The insect came to Pfeiffer’s attention when he and his colleagues were studying infested grape clusters in a Virginia vineyard.

When they reared out the insects, expecting them to be spotted wing drosophila, 90 percent turned out to be the African fig fly. His hypothesis is that the fig fly is invading fruit injured by the spotted wing drosophila, which attacks less mature fruit on the tree, and this could happen with soft fruits as well as grapes.

However, he doesn’t see the two species working together to compound fruit damage because previous research with 27 drosophila species showed that the fig fly is one of the most competitive of all and would likely outcompete spotted wing drosophila.
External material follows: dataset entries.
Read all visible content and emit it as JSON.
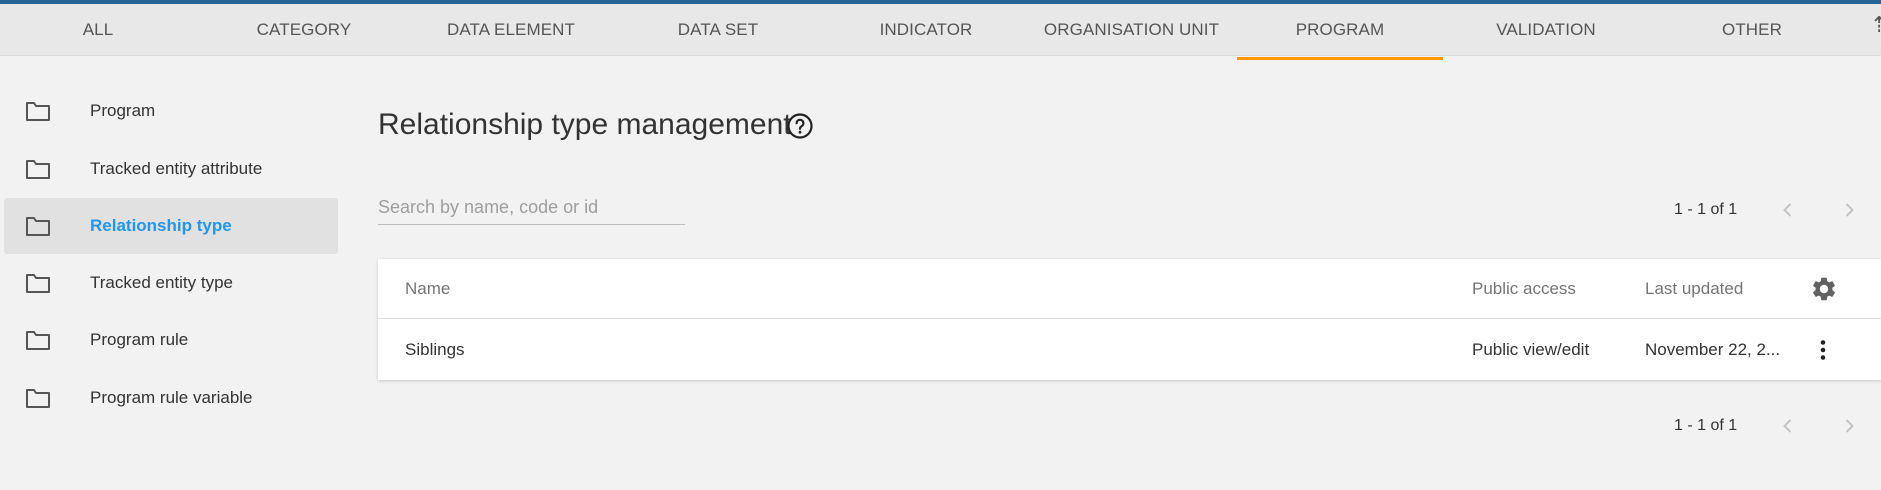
{
  "tabs": [
    {
      "label": "ALL"
    },
    {
      "label": "CATEGORY"
    },
    {
      "label": "DATA ELEMENT"
    },
    {
      "label": "DATA SET"
    },
    {
      "label": "INDICATOR"
    },
    {
      "label": "ORGANISATION UNIT"
    },
    {
      "label": "PROGRAM",
      "active": true
    },
    {
      "label": "VALIDATION"
    },
    {
      "label": "OTHER"
    }
  ],
  "sidebar": {
    "items": [
      {
        "label": "Program",
        "icon": "folder-icon"
      },
      {
        "label": "Tracked entity attribute",
        "icon": "folder-icon"
      },
      {
        "label": "Relationship type",
        "icon": "folder-icon",
        "active": true
      },
      {
        "label": "Tracked entity type",
        "icon": "folder-icon"
      },
      {
        "label": "Program rule",
        "icon": "folder-icon"
      },
      {
        "label": "Program rule variable",
        "icon": "folder-icon"
      }
    ]
  },
  "main": {
    "title": "Relationship type management",
    "help_icon": "help-circle-icon",
    "search_placeholder": "Search by name, code or id",
    "search_value": "",
    "pager_top": "1 - 1 of 1",
    "pager_bottom": "1 - 1 of 1"
  },
  "table": {
    "columns": [
      "Name",
      "Public access",
      "Last updated"
    ],
    "rows": [
      {
        "name": "Siblings",
        "public_access": "Public view/edit",
        "last_updated": "November 22, 2..."
      }
    ]
  },
  "colors": {
    "accent": "#ff9800",
    "active_link": "#2196f3",
    "header_bar": "#276696"
  }
}
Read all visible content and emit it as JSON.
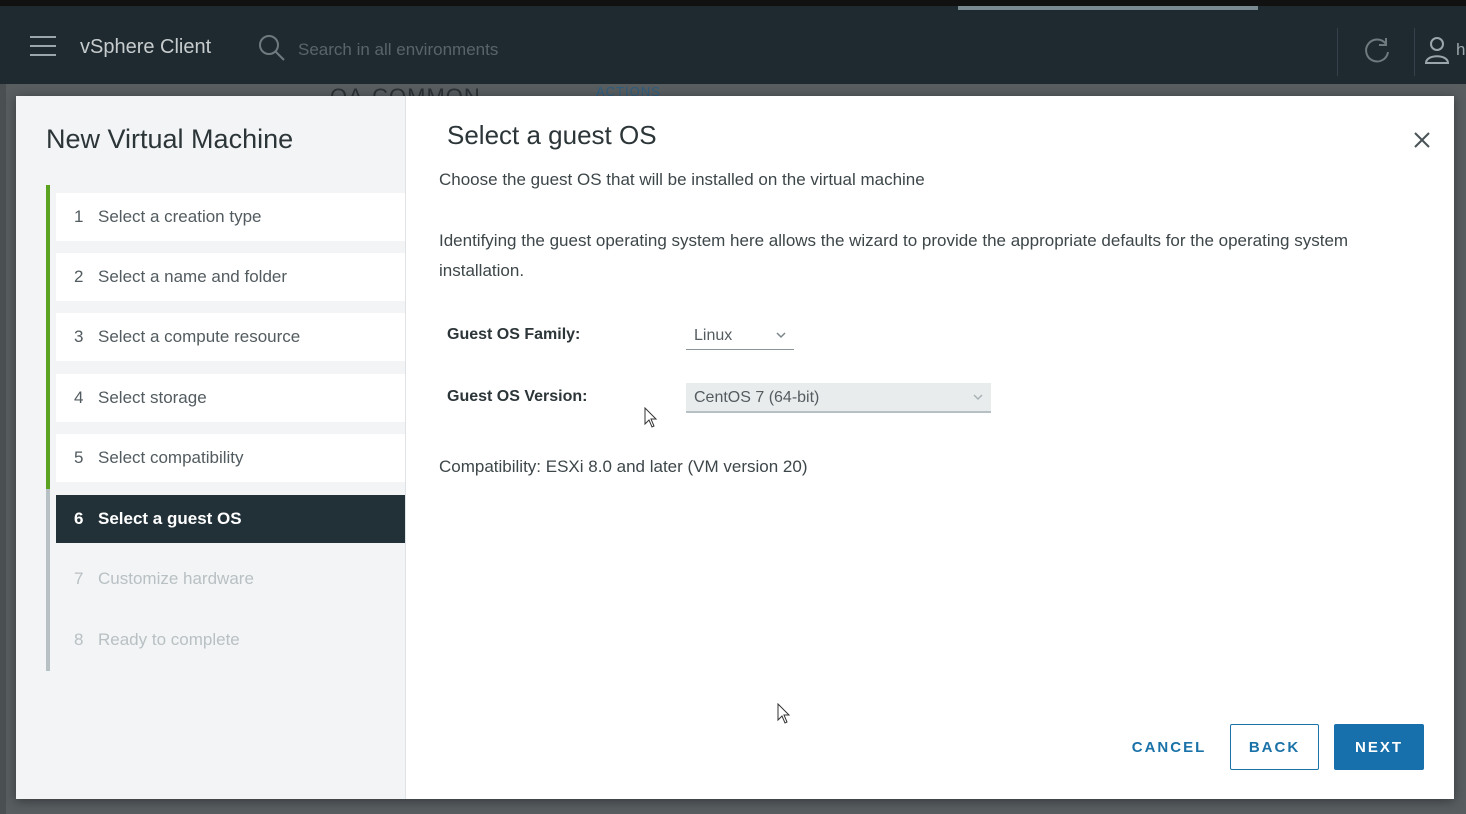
{
  "header": {
    "app_title": "vSphere Client",
    "search_placeholder": "Search in all environments",
    "user_text": "h"
  },
  "background": {
    "breadcrumb": "QA-COMMON",
    "actions_label": "ACTIONS"
  },
  "wizard": {
    "title": "New Virtual Machine",
    "steps": [
      {
        "num": "1",
        "label": "Select a creation type",
        "state": "done"
      },
      {
        "num": "2",
        "label": "Select a name and folder",
        "state": "done"
      },
      {
        "num": "3",
        "label": "Select a compute resource",
        "state": "done"
      },
      {
        "num": "4",
        "label": "Select storage",
        "state": "done"
      },
      {
        "num": "5",
        "label": "Select compatibility",
        "state": "done"
      },
      {
        "num": "6",
        "label": "Select a guest OS",
        "state": "active"
      },
      {
        "num": "7",
        "label": "Customize hardware",
        "state": "disabled"
      },
      {
        "num": "8",
        "label": "Ready to complete",
        "state": "disabled"
      }
    ]
  },
  "page": {
    "title": "Select a guest OS",
    "subtitle": "Choose the guest OS that will be installed on the virtual machine",
    "description": "Identifying the guest operating system here allows the wizard to provide the appropriate defaults for the operating system installation.",
    "family_label": "Guest OS Family:",
    "family_value": "Linux",
    "version_label": "Guest OS Version:",
    "version_value": "CentOS 7 (64-bit)",
    "compatibility": "Compatibility: ESXi 8.0 and later (VM version 20)"
  },
  "buttons": {
    "cancel": "CANCEL",
    "back": "BACK",
    "next": "NEXT"
  },
  "colors": {
    "accent": "#1770ab",
    "step_done": "#5aa220",
    "active_step_bg": "#223038"
  }
}
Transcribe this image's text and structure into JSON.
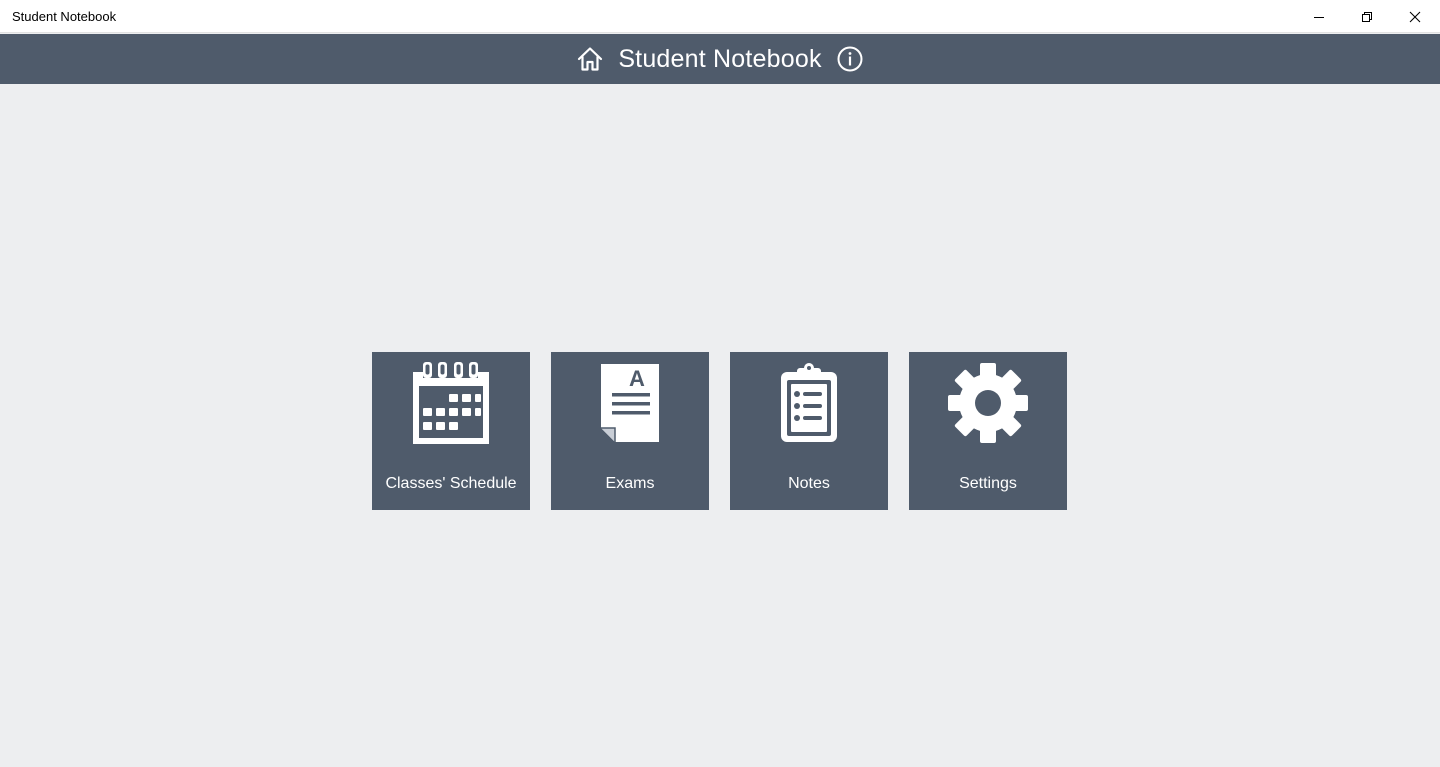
{
  "window": {
    "title": "Student Notebook",
    "controls": [
      "minimize-icon",
      "restore-icon",
      "close-icon"
    ]
  },
  "header": {
    "title": "Student Notebook",
    "left_icon": "home-icon",
    "right_icon": "info-icon",
    "background": "#4f5b6b"
  },
  "tiles": [
    {
      "label": "Classes' Schedule",
      "icon": "calendar-icon"
    },
    {
      "label": "Exams",
      "icon": "document-icon"
    },
    {
      "label": "Notes",
      "icon": "clipboard-icon"
    },
    {
      "label": "Settings",
      "icon": "gear-icon"
    }
  ],
  "colors": {
    "accent": "#4f5b6b",
    "background": "#edeef0",
    "tile_text": "#ffffff"
  }
}
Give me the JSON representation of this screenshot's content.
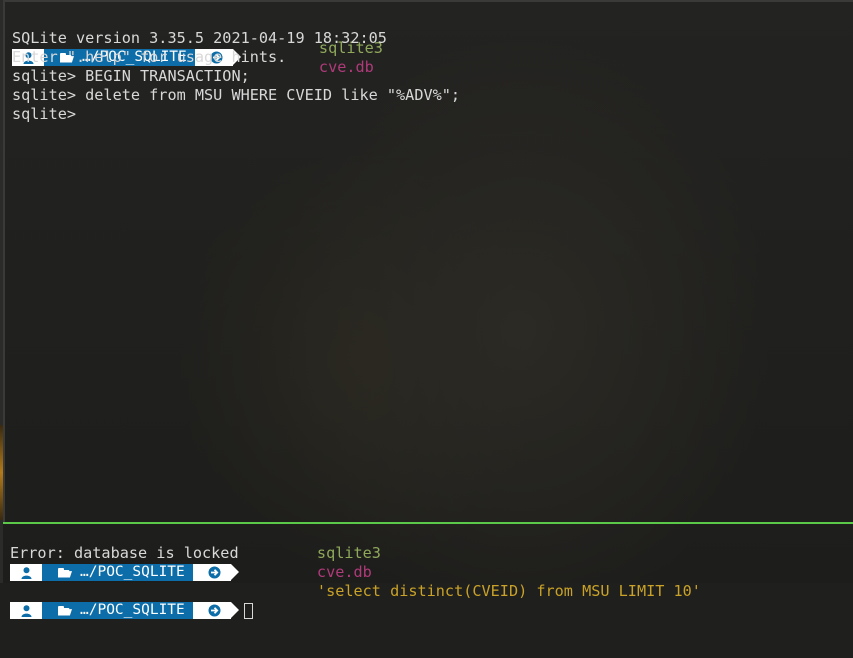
{
  "theme": {
    "prompt_user_bg": "#ffffff",
    "prompt_dir_bg": "#0d6da8",
    "cmd_color": "#8fa85a",
    "arg_color": "#b03a7a",
    "string_color": "#c9a227",
    "active_pane_border": "#5cc84a"
  },
  "prompt": {
    "dir": "…/POC_SQLITE",
    "user_icon": "user-icon",
    "folder_icon": "folder-open-icon",
    "status_icon": "arrow-circle-right-icon"
  },
  "top_pane": {
    "command": {
      "program": "sqlite3",
      "arg": "cve.db"
    },
    "output": [
      "SQLite version 3.35.5 2021-04-19 18:32:05",
      "Enter \".help\" for usage hints.",
      "sqlite> BEGIN TRANSACTION;",
      "sqlite> delete from MSU WHERE CVEID like \"%ADV%\";",
      "sqlite>"
    ]
  },
  "bottom_pane": {
    "command": {
      "program": "sqlite3",
      "arg": "cve.db",
      "query": "'select distinct(CVEID) from MSU LIMIT 10'"
    },
    "output": [
      "Error: database is locked"
    ]
  }
}
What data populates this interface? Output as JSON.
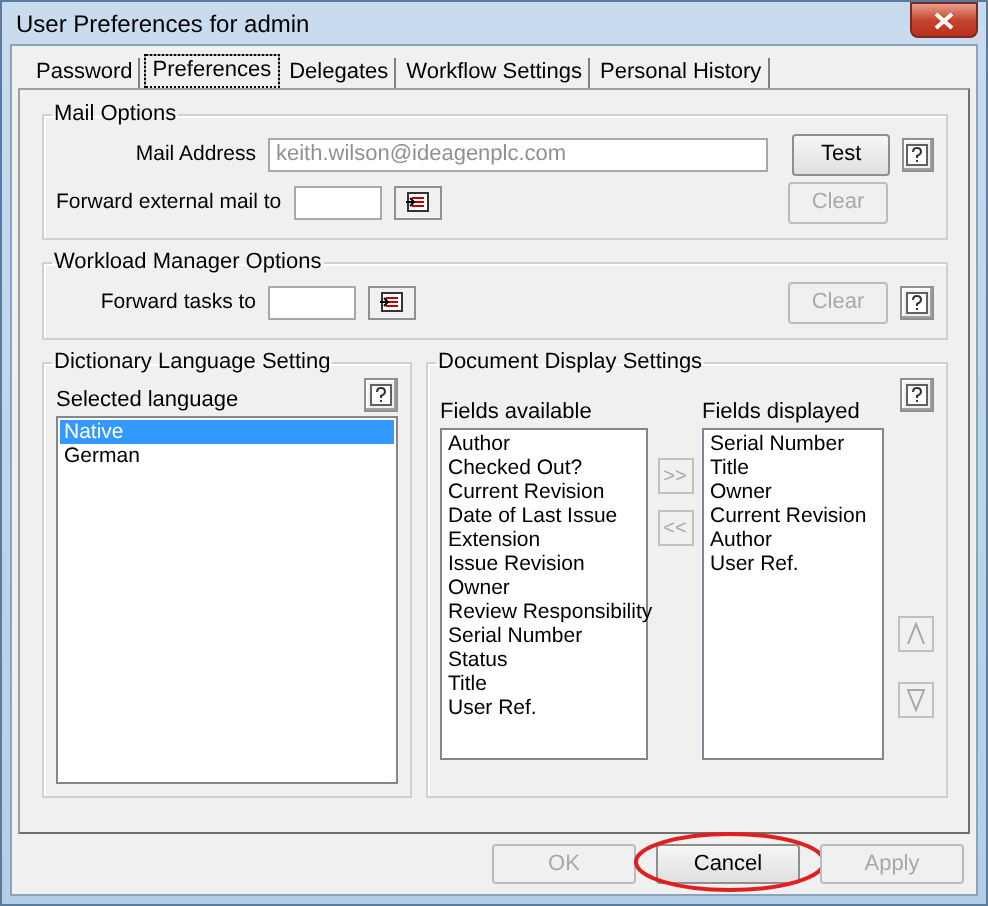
{
  "window": {
    "title": "User Preferences for admin"
  },
  "tabs": [
    {
      "label": "Password",
      "selected": false
    },
    {
      "label": "Preferences",
      "selected": true
    },
    {
      "label": "Delegates",
      "selected": false
    },
    {
      "label": "Workflow Settings",
      "selected": false
    },
    {
      "label": "Personal History",
      "selected": false
    }
  ],
  "mail_options": {
    "title": "Mail Options",
    "mail_address": {
      "label": "Mail Address",
      "value": "keith.wilson@ideagenplc.com",
      "disabled": true
    },
    "test_button": {
      "label": "Test",
      "disabled": false
    },
    "forward_external": {
      "label": "Forward external mail to"
    },
    "clear_button": {
      "label": "Clear",
      "disabled": true
    }
  },
  "workload_options": {
    "title": "Workload Manager Options",
    "forward_tasks": {
      "label": "Forward tasks to"
    },
    "clear_button": {
      "label": "Clear",
      "disabled": true
    }
  },
  "dictionary": {
    "title": "Dictionary Language Setting",
    "label": "Selected language",
    "languages": [
      {
        "name": "Native",
        "selected": true
      },
      {
        "name": "German",
        "selected": false
      }
    ]
  },
  "display_settings": {
    "title": "Document Display Settings",
    "available_label": "Fields available",
    "available": [
      {
        "name": "Author",
        "selected": false
      },
      {
        "name": "Checked Out?",
        "selected": false
      },
      {
        "name": "Current Revision",
        "selected": false
      },
      {
        "name": "Date of Last Issue",
        "selected": false
      },
      {
        "name": "Extension",
        "selected": false
      },
      {
        "name": "Issue Revision",
        "selected": false
      },
      {
        "name": "Owner",
        "selected": false
      },
      {
        "name": "Review Responsibility",
        "selected": false
      },
      {
        "name": "Serial Number",
        "selected": false
      },
      {
        "name": "Status",
        "selected": false
      },
      {
        "name": "Title",
        "selected": false
      },
      {
        "name": "User Ref.",
        "selected": false
      }
    ],
    "displayed_label": "Fields displayed",
    "displayed": [
      {
        "name": "Serial Number",
        "selected": false
      },
      {
        "name": "Title",
        "selected": false
      },
      {
        "name": "Owner",
        "selected": false
      },
      {
        "name": "Current Revision",
        "selected": false
      },
      {
        "name": "Author",
        "selected": false
      },
      {
        "name": "User Ref.",
        "selected": false
      }
    ],
    "add_button": {
      "label": ">>",
      "disabled": true
    },
    "remove_button": {
      "label": "<<",
      "disabled": true
    },
    "move_up": {
      "disabled": true
    },
    "move_down": {
      "disabled": true
    }
  },
  "buttons": [
    {
      "label": "OK",
      "disabled": true,
      "circled": false
    },
    {
      "label": "Cancel",
      "disabled": false,
      "circled": true
    },
    {
      "label": "Apply",
      "disabled": true,
      "circled": false
    }
  ]
}
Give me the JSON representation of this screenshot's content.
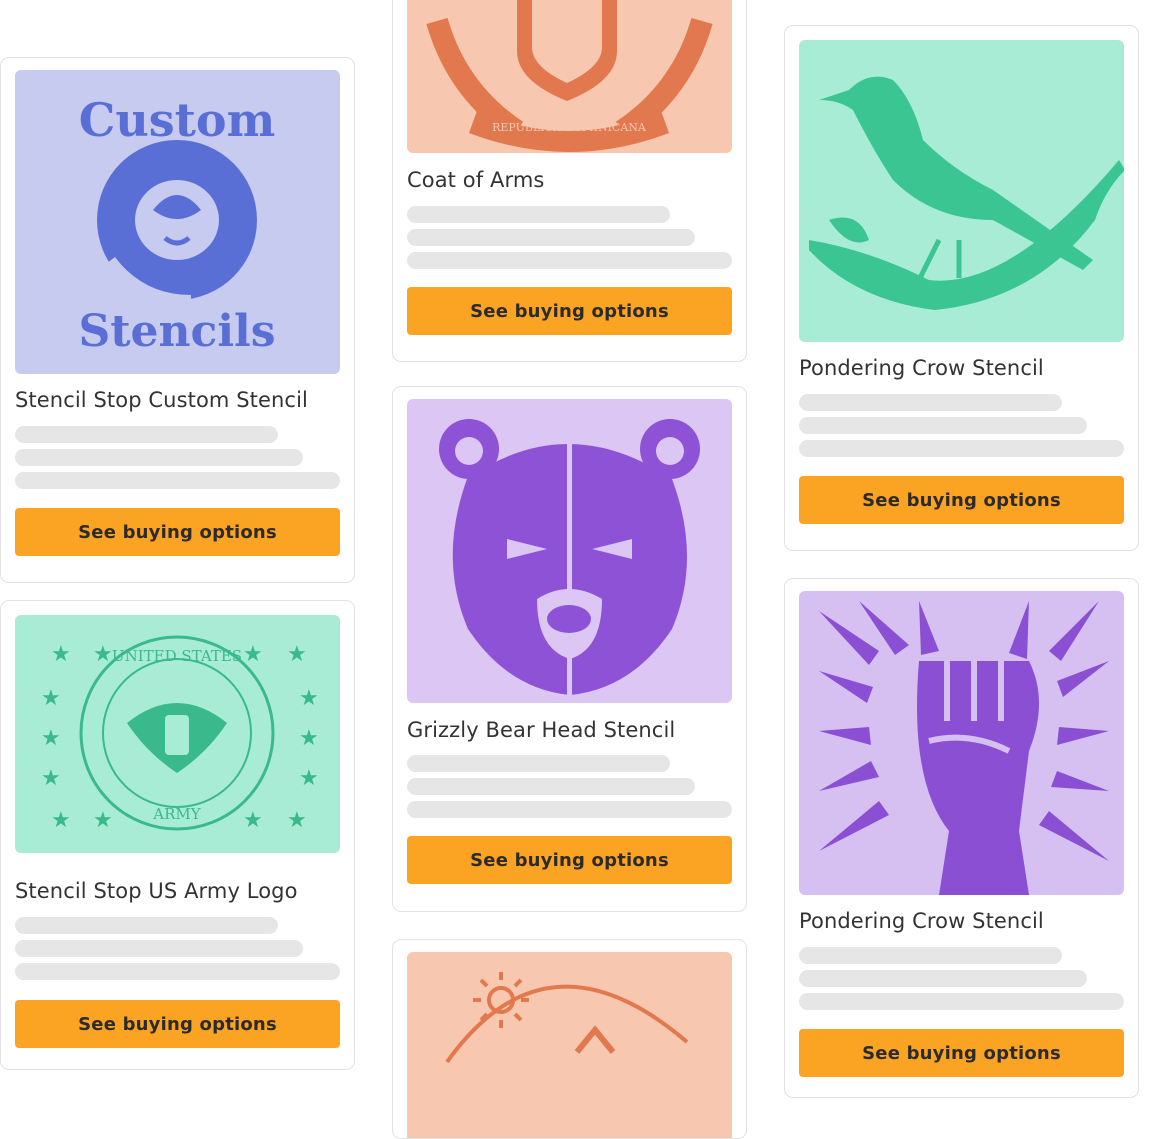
{
  "products": [
    {
      "title": "Stencil Stop Custom Stencil",
      "button": "See buying options",
      "image": "custom-stencils-sloth",
      "image_text_top": "Custom",
      "image_text_bottom": "Stencils",
      "bg": "#c7cbf0",
      "fg": "#5a6fd6"
    },
    {
      "title": "Stencil Stop US Army Logo",
      "button": "See buying options",
      "image": "us-army-seal",
      "image_text_top": "UNITED STATES",
      "image_text_bottom": "ARMY",
      "bg": "#a8ecd6",
      "fg": "#39b98c"
    },
    {
      "title": "Coat of Arms",
      "button": "See buying options",
      "image": "coat-of-arms-dominican",
      "image_text": "REPUBLICA DOMINICANA",
      "bg": "#f7c7b0",
      "fg": "#e2784d"
    },
    {
      "title": "Grizzly Bear Head Stencil",
      "button": "See buying options",
      "image": "grizzly-bear-head",
      "bg": "#dcc6f3",
      "fg": "#8d52d6"
    },
    {
      "title": "",
      "button": "",
      "image": "sun-mountain",
      "bg": "#f7c7b0",
      "fg": "#e2784d"
    },
    {
      "title": "Pondering Crow Stencil",
      "button": "See buying options",
      "image": "crow-on-branch",
      "bg": "#a8ecd6",
      "fg": "#3bc593"
    },
    {
      "title": "Pondering Crow Stencil",
      "button": "See buying options",
      "image": "raised-fist",
      "bg": "#d6c0f1",
      "fg": "#8a4fd3"
    }
  ],
  "colors": {
    "button": "#fba323",
    "skeleton": "#e6e6e6"
  }
}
Pfeiffer and his colleagues are tracking movement of the African fig fly and studying the interactions between the species. They are also testing lures and baits to find out how attractive they are to each of them. The African fig fly has shown up in apple cider vinegar traps intended for spotted wing drosophila but not in high numbers. Scientists have been using mashed banana sprinkled with yeast as a bait.

Dr. Peter Landolt, research leader and entomologist with the U.S. Department of Agriculture in Yakima, Washington, who has developed a new lure for the spotted wing drosophila (see “A better fly trap”), has also worked on the African fig fly.

Landolt said flies use volatiles as a way of seeking out their preferred foods, which differ from species to ­species.

In lab tests, he exposed fly antennae of spotted wing drosophila, the African fig fly, and the common vinegar fly to volatiles of wine and vinegar to find out which specific chemicals they were drawn to. Although there was some overlap, the most attractive blend of chemicals ­differed for each one. •

A map showing the distribution of the insect in the U.S. can be found at